▸ Required action
Could each entry below be written out exactly, with every picture dropped?

Component data from apps and pages:
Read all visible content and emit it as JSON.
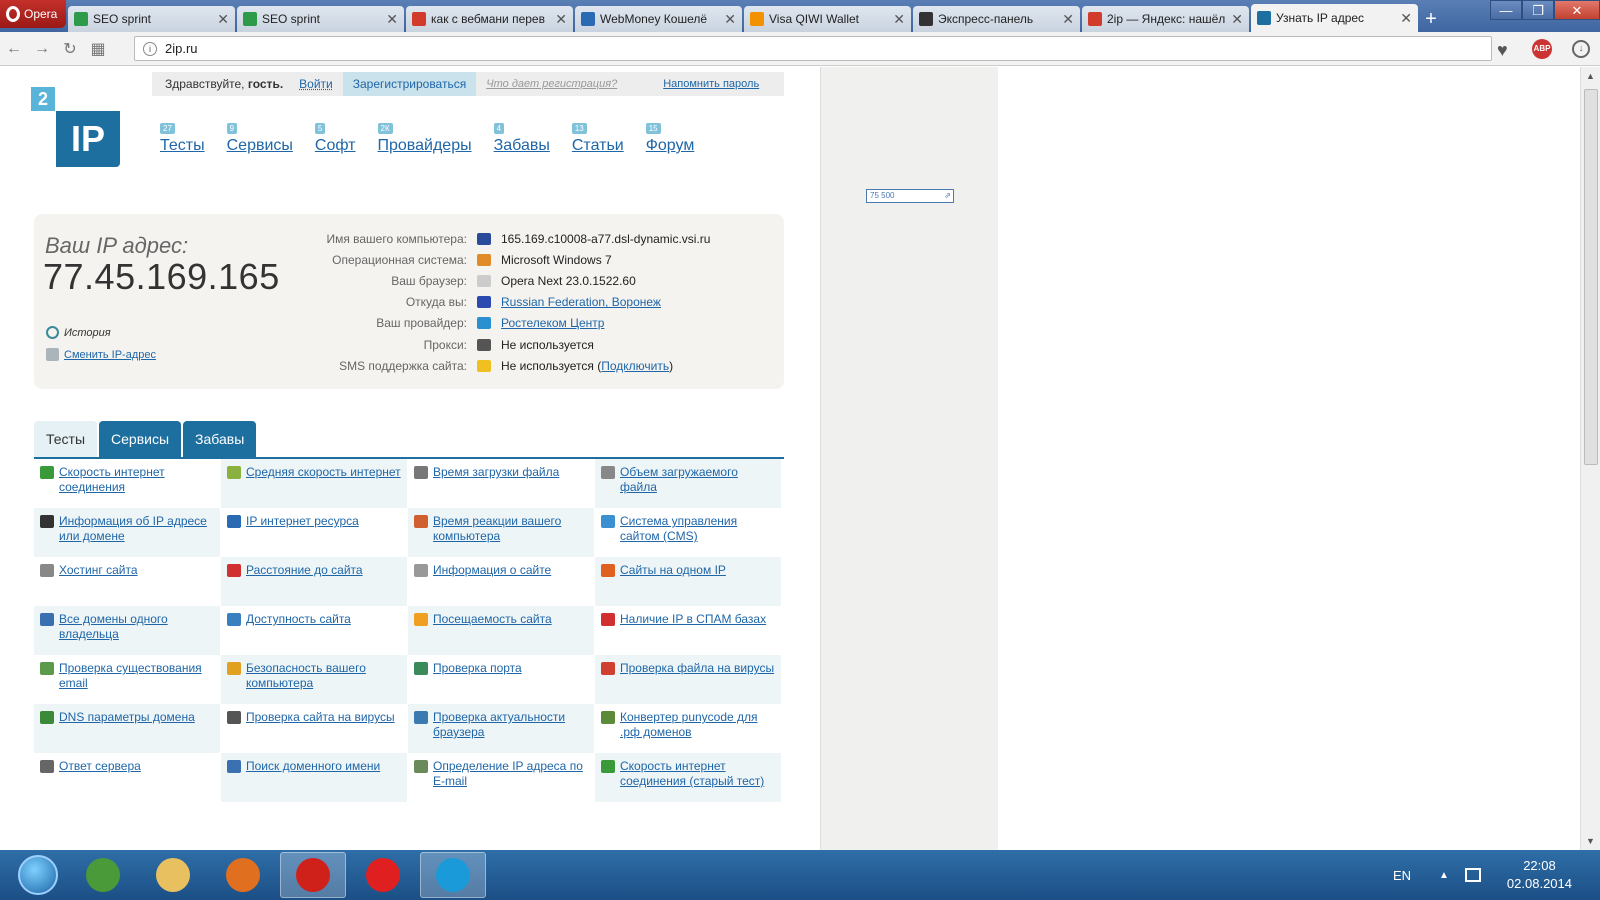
{
  "browser": {
    "opera_label": "Opera",
    "tabs": [
      {
        "label": "SEO sprint",
        "icon": "seosprint-icon",
        "color": "#2d9b4a"
      },
      {
        "label": "SEO sprint",
        "icon": "seosprint-icon",
        "color": "#2d9b4a"
      },
      {
        "label": "как с вебмани перев",
        "icon": "yandex-icon",
        "color": "#d03b2b"
      },
      {
        "label": "WebMoney Кошелё",
        "icon": "webmoney-icon",
        "color": "#2a6ab3"
      },
      {
        "label": "Visa QIWI Wallet",
        "icon": "qiwi-icon",
        "color": "#f39200"
      },
      {
        "label": "Экспресс-панель",
        "icon": "speeddial-icon",
        "color": "#333333"
      },
      {
        "label": "2ip — Яндекс: нашёл",
        "icon": "yandex-icon",
        "color": "#d03b2b"
      },
      {
        "label": "Узнать IP адрес",
        "icon": "2ip-icon",
        "color": "#1d6fa0"
      }
    ],
    "new_tab": "+",
    "url": "2ip.ru",
    "abp_label": "ABP"
  },
  "login_bar": {
    "greeting": "Здравствуйте,",
    "guest": "гость.",
    "login": "Войти",
    "register": "Зарегистрироваться",
    "what_gives": "Что дает регистрация?",
    "remind": "Напомнить пароль"
  },
  "logo": {
    "small": "2",
    "big": "IP"
  },
  "nav": [
    {
      "label": "Тесты",
      "count": "27"
    },
    {
      "label": "Сервисы",
      "count": "9"
    },
    {
      "label": "Софт",
      "count": "5"
    },
    {
      "label": "Провайдеры",
      "count": "2К"
    },
    {
      "label": "Забавы",
      "count": "4"
    },
    {
      "label": "Статьи",
      "count": "13"
    },
    {
      "label": "Форум",
      "count": "15"
    }
  ],
  "counter_label": "75 500",
  "ip_panel": {
    "label": "Ваш IP адрес:",
    "ip": "77.45.169.165",
    "history": "История",
    "change_ip": "Сменить IP-адрес",
    "rows": [
      {
        "key": "Имя вашего компьютера:",
        "value": "165.169.c10008-a77.dsl-dynamic.vsi.ru",
        "link": false,
        "icon_color": "#2a4a9a"
      },
      {
        "key": "Операционная система:",
        "value": "Microsoft Windows 7",
        "link": false,
        "icon_color": "#e08a2a"
      },
      {
        "key": "Ваш браузер:",
        "value": "Opera Next 23.0.1522.60",
        "link": false,
        "icon_color": "#cccccc"
      },
      {
        "key": "Откуда вы:",
        "value": "Russian Federation, Воронеж",
        "link": true,
        "icon_color": "#2a4ab0"
      },
      {
        "key": "Ваш провайдер:",
        "value": "Ростелеком Центр",
        "link": true,
        "icon_color": "#2a90d0"
      },
      {
        "key": "Прокси:",
        "value": "Не используется",
        "link": false,
        "icon_color": "#555555"
      },
      {
        "key": "SMS поддержка сайта:",
        "value": "Не используется (",
        "link_text": "Подключить",
        "suffix": ")",
        "link": false,
        "icon_color": "#f0c020"
      }
    ]
  },
  "tabs": [
    {
      "label": "Тесты",
      "selected": true
    },
    {
      "label": "Сервисы",
      "selected": false
    },
    {
      "label": "Забавы",
      "selected": false
    }
  ],
  "services": [
    {
      "label": "Скорость интернет соединения",
      "icon_color": "#3a9a3a"
    },
    {
      "label": "Средняя скорость интернет",
      "icon_color": "#8ab040"
    },
    {
      "label": "Время загрузки файла",
      "icon_color": "#777777"
    },
    {
      "label": "Объем загружаемого файла",
      "icon_color": "#888888"
    },
    {
      "label": "Информация об IP адресе или домене",
      "icon_color": "#333333"
    },
    {
      "label": "IP интернет ресурса",
      "icon_color": "#2a6ab3"
    },
    {
      "label": "Время реакции вашего компьютера",
      "icon_color": "#d06030"
    },
    {
      "label": "Система управления сайтом (CMS)",
      "icon_color": "#3a90d0"
    },
    {
      "label": "Хостинг сайта",
      "icon_color": "#888888"
    },
    {
      "label": "Расстояние до сайта",
      "icon_color": "#d03030"
    },
    {
      "label": "Информация о сайте",
      "icon_color": "#999999"
    },
    {
      "label": "Сайты на одном IP",
      "icon_color": "#e06020"
    },
    {
      "label": "Все домены одного владельца",
      "icon_color": "#3a70b0"
    },
    {
      "label": "Доступность сайта",
      "icon_color": "#3a80c0"
    },
    {
      "label": "Посещаемость сайта",
      "icon_color": "#f0a020"
    },
    {
      "label": "Наличие IP в СПАМ базах",
      "icon_color": "#d03030"
    },
    {
      "label": "Проверка существования email",
      "icon_color": "#5a9a4a"
    },
    {
      "label": "Безопасность вашего компьютера",
      "icon_color": "#e0a020"
    },
    {
      "label": "Проверка порта",
      "icon_color": "#3a8a5a"
    },
    {
      "label": "Проверка файла на вирусы",
      "icon_color": "#d04030"
    },
    {
      "label": "DNS параметры домена",
      "icon_color": "#3a8a3a"
    },
    {
      "label": "Проверка сайта на вирусы",
      "icon_color": "#555555"
    },
    {
      "label": "Проверка актуальности браузера",
      "icon_color": "#3a7ab0"
    },
    {
      "label": "Конвертер punycode для .рф доменов",
      "icon_color": "#5a8a3a"
    },
    {
      "label": "Ответ сервера",
      "icon_color": "#666666"
    },
    {
      "label": "Поиск доменного имени",
      "icon_color": "#3a70b0"
    },
    {
      "label": "Определение IP адреса по E-mail",
      "icon_color": "#6a8a5a"
    },
    {
      "label": "Скорость интернет соединения (старый тест)",
      "icon_color": "#3a9a3a"
    }
  ],
  "taskbar": {
    "apps": [
      {
        "name": "chrome",
        "color": "#4a9a3a",
        "pressed": false
      },
      {
        "name": "explorer",
        "color": "#e8c060",
        "pressed": false
      },
      {
        "name": "media-player",
        "color": "#e07020",
        "pressed": false
      },
      {
        "name": "opera",
        "color": "#d0201a",
        "pressed": true
      },
      {
        "name": "yandex",
        "color": "#e02020",
        "pressed": false
      },
      {
        "name": "skype",
        "color": "#1a9ad8",
        "pressed": true
      }
    ],
    "lang": "EN",
    "time": "22:08",
    "date": "02.08.2014"
  }
}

▸ Result
Read all visible content and emit it as JSON.
{
  "browser": {
    "opera_label": "Opera",
    "tabs": [
      {
        "label": "SEO sprint",
        "icon": "seosprint-icon",
        "color": "#2d9b4a"
      },
      {
        "label": "SEO sprint",
        "icon": "seosprint-icon",
        "color": "#2d9b4a"
      },
      {
        "label": "как с вебмани перев",
        "icon": "yandex-icon",
        "color": "#d03b2b"
      },
      {
        "label": "WebMoney Кошелё",
        "icon": "webmoney-icon",
        "color": "#2a6ab3"
      },
      {
        "label": "Visa QIWI Wallet",
        "icon": "qiwi-icon",
        "color": "#f39200"
      },
      {
        "label": "Экспресс-панель",
        "icon": "speeddial-icon",
        "color": "#333333"
      },
      {
        "label": "2ip — Яндекс: нашёл",
        "icon": "yandex-icon",
        "color": "#d03b2b"
      },
      {
        "label": "Узнать IP адрес",
        "icon": "2ip-icon",
        "color": "#1d6fa0"
      }
    ],
    "new_tab": "+",
    "url": "2ip.ru",
    "abp_label": "ABP"
  },
  "login_bar": {
    "greeting": "Здравствуйте,",
    "guest": "гость.",
    "login": "Войти",
    "register": "Зарегистрироваться",
    "what_gives": "Что дает регистрация?",
    "remind": "Напомнить пароль"
  },
  "logo": {
    "small": "2",
    "big": "IP"
  },
  "nav": [
    {
      "label": "Тесты",
      "count": "27"
    },
    {
      "label": "Сервисы",
      "count": "9"
    },
    {
      "label": "Софт",
      "count": "5"
    },
    {
      "label": "Провайдеры",
      "count": "2К"
    },
    {
      "label": "Забавы",
      "count": "4"
    },
    {
      "label": "Статьи",
      "count": "13"
    },
    {
      "label": "Форум",
      "count": "15"
    }
  ],
  "counter_label": "75 500",
  "ip_panel": {
    "label": "Ваш IP адрес:",
    "ip": "77.45.169.165",
    "history": "История",
    "change_ip": "Сменить IP-адрес",
    "rows": [
      {
        "key": "Имя вашего компьютера:",
        "value": "165.169.c10008-a77.dsl-dynamic.vsi.ru",
        "link": false,
        "icon_color": "#2a4a9a"
      },
      {
        "key": "Операционная система:",
        "value": "Microsoft Windows 7",
        "link": false,
        "icon_color": "#e08a2a"
      },
      {
        "key": "Ваш браузер:",
        "value": "Opera Next 23.0.1522.60",
        "link": false,
        "icon_color": "#cccccc"
      },
      {
        "key": "Откуда вы:",
        "value": "Russian Federation, Воронеж",
        "link": true,
        "icon_color": "#2a4ab0"
      },
      {
        "key": "Ваш провайдер:",
        "value": "Ростелеком Центр",
        "link": true,
        "icon_color": "#2a90d0"
      },
      {
        "key": "Прокси:",
        "value": "Не используется",
        "link": false,
        "icon_color": "#555555"
      },
      {
        "key": "SMS поддержка сайта:",
        "value": "Не используется (",
        "link_text": "Подключить",
        "suffix": ")",
        "link": false,
        "icon_color": "#f0c020"
      }
    ]
  },
  "tabs": [
    {
      "label": "Тесты",
      "selected": true
    },
    {
      "label": "Сервисы",
      "selected": false
    },
    {
      "label": "Забавы",
      "selected": false
    }
  ],
  "services": [
    {
      "label": "Скорость интернет соединения",
      "icon_color": "#3a9a3a"
    },
    {
      "label": "Средняя скорость интернет",
      "icon_color": "#8ab040"
    },
    {
      "label": "Время загрузки файла",
      "icon_color": "#777777"
    },
    {
      "label": "Объем загружаемого файла",
      "icon_color": "#888888"
    },
    {
      "label": "Информация об IP адресе или домене",
      "icon_color": "#333333"
    },
    {
      "label": "IP интернет ресурса",
      "icon_color": "#2a6ab3"
    },
    {
      "label": "Время реакции вашего компьютера",
      "icon_color": "#d06030"
    },
    {
      "label": "Система управления сайтом (CMS)",
      "icon_color": "#3a90d0"
    },
    {
      "label": "Хостинг сайта",
      "icon_color": "#888888"
    },
    {
      "label": "Расстояние до сайта",
      "icon_color": "#d03030"
    },
    {
      "label": "Информация о сайте",
      "icon_color": "#999999"
    },
    {
      "label": "Сайты на одном IP",
      "icon_color": "#e06020"
    },
    {
      "label": "Все домены одного владельца",
      "icon_color": "#3a70b0"
    },
    {
      "label": "Доступность сайта",
      "icon_color": "#3a80c0"
    },
    {
      "label": "Посещаемость сайта",
      "icon_color": "#f0a020"
    },
    {
      "label": "Наличие IP в СПАМ базах",
      "icon_color": "#d03030"
    },
    {
      "label": "Проверка существования email",
      "icon_color": "#5a9a4a"
    },
    {
      "label": "Безопасность вашего компьютера",
      "icon_color": "#e0a020"
    },
    {
      "label": "Проверка порта",
      "icon_color": "#3a8a5a"
    },
    {
      "label": "Проверка файла на вирусы",
      "icon_color": "#d04030"
    },
    {
      "label": "DNS параметры домена",
      "icon_color": "#3a8a3a"
    },
    {
      "label": "Проверка сайта на вирусы",
      "icon_color": "#555555"
    },
    {
      "label": "Проверка актуальности браузера",
      "icon_color": "#3a7ab0"
    },
    {
      "label": "Конвертер punycode для .рф доменов",
      "icon_color": "#5a8a3a"
    },
    {
      "label": "Ответ сервера",
      "icon_color": "#666666"
    },
    {
      "label": "Поиск доменного имени",
      "icon_color": "#3a70b0"
    },
    {
      "label": "Определение IP адреса по E-mail",
      "icon_color": "#6a8a5a"
    },
    {
      "label": "Скорость интернет соединения (старый тест)",
      "icon_color": "#3a9a3a"
    }
  ],
  "taskbar": {
    "apps": [
      {
        "name": "chrome",
        "color": "#4a9a3a",
        "pressed": false
      },
      {
        "name": "explorer",
        "color": "#e8c060",
        "pressed": false
      },
      {
        "name": "media-player",
        "color": "#e07020",
        "pressed": false
      },
      {
        "name": "opera",
        "color": "#d0201a",
        "pressed": true
      },
      {
        "name": "yandex",
        "color": "#e02020",
        "pressed": false
      },
      {
        "name": "skype",
        "color": "#1a9ad8",
        "pressed": true
      }
    ],
    "lang": "EN",
    "time": "22:08",
    "date": "02.08.2014"
  }
}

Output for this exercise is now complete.